Few Dissenting Voices as France Curbs Rights After Massacre
The French government has essentially assumed very broad policing powers. The net result appears to be that they can seize property and restrict freedom based on mere suspicion rather than proof. Additionally, the evidentiary standard for conducting searches appears to have been reduced considerably. Some of the highlights of the anti-terror activity so far include the following:
- Raiding 793 residences and arresting 90 people
- Placing 164 people under house arrest
- Seizing weapons, money, and drugs from some of the above suspects
Asking what drugs have to do with combating terrorism is an obvious question. And the most likely answer is that these extraordinary additional powers are already being used for general law enforcement activities. But perhaps more important, is the virtual certainty that some of the people targeted by these raids and/or placed under house arrest are innocent. Either France is swarming with terrorists, or this is a frantic crackdown that is casting a broad net out of fear. The latter is clearly more likely. But of course, this is why we have standards and due process before depriving people of their liberty, to avoid unduly affecting innocent people. But under a state of emergency, such considerations are null and void.

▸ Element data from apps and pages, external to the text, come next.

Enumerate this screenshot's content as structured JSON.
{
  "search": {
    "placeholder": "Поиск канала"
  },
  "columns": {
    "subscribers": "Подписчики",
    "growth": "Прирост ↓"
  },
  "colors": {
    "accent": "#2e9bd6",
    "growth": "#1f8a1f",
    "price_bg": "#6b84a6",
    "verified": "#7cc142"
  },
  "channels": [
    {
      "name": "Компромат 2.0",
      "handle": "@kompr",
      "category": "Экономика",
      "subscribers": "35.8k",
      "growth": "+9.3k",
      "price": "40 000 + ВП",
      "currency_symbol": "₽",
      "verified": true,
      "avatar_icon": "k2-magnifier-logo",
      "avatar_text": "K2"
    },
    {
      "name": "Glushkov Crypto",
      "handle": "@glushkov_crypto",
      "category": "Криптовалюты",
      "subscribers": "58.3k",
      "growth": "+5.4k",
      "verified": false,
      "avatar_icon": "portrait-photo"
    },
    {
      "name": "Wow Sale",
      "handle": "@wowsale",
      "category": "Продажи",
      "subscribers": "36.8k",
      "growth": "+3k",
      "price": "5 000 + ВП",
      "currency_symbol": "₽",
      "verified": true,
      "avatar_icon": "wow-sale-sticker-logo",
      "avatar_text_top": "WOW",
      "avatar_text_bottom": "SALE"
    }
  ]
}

Perhaps most alarming of all is that French officials are citing their equivalent of the bill of rights–namely the Declaration of the Rights of Man–to justify depriving people of those very rights. In the words of Prime Minister Manuel Valls, “Security is the first of all freedoms.” And it therefore would appear to follow that actions done to protect that alleged first freedom, and inherently justified. The French government is suspending the people’s rights to save them. How very noble.
As for what this looks like in practice, French police recently violently suppressed a pro-refugee protest. The State of Emergency instituted a suspension on freedom of assembly, and the police were enforcing it.
The crackdown on civil liberties in France is a real world example of the age-old debate between liberty and security. Most of the French people and the French government certainly seem willing to make the trade for increased security. But the long-term consequences are unclear. If you prevent people from going about their daily life, as occurred recently in Brussels,
you can probably prevent them from experiencing a terror attack. But would that mean that we should stay in our homes at all time. What is the appropriate trade-off and who should decide that balance? These are the questions raised by the Paris attacks. And the trend so far appears to have a significant bias towards security.
Ultimately, ISIS is not nearly strong enough to pose a meaningful threat to the French people. They may be able to inspire one-off atrocities, but that is it. A few murderous people on a rampage cannot possibly destroy a society. But a government that is completely willing to suspend the most basic liberties in response, well, that is a threat that merits far more attention.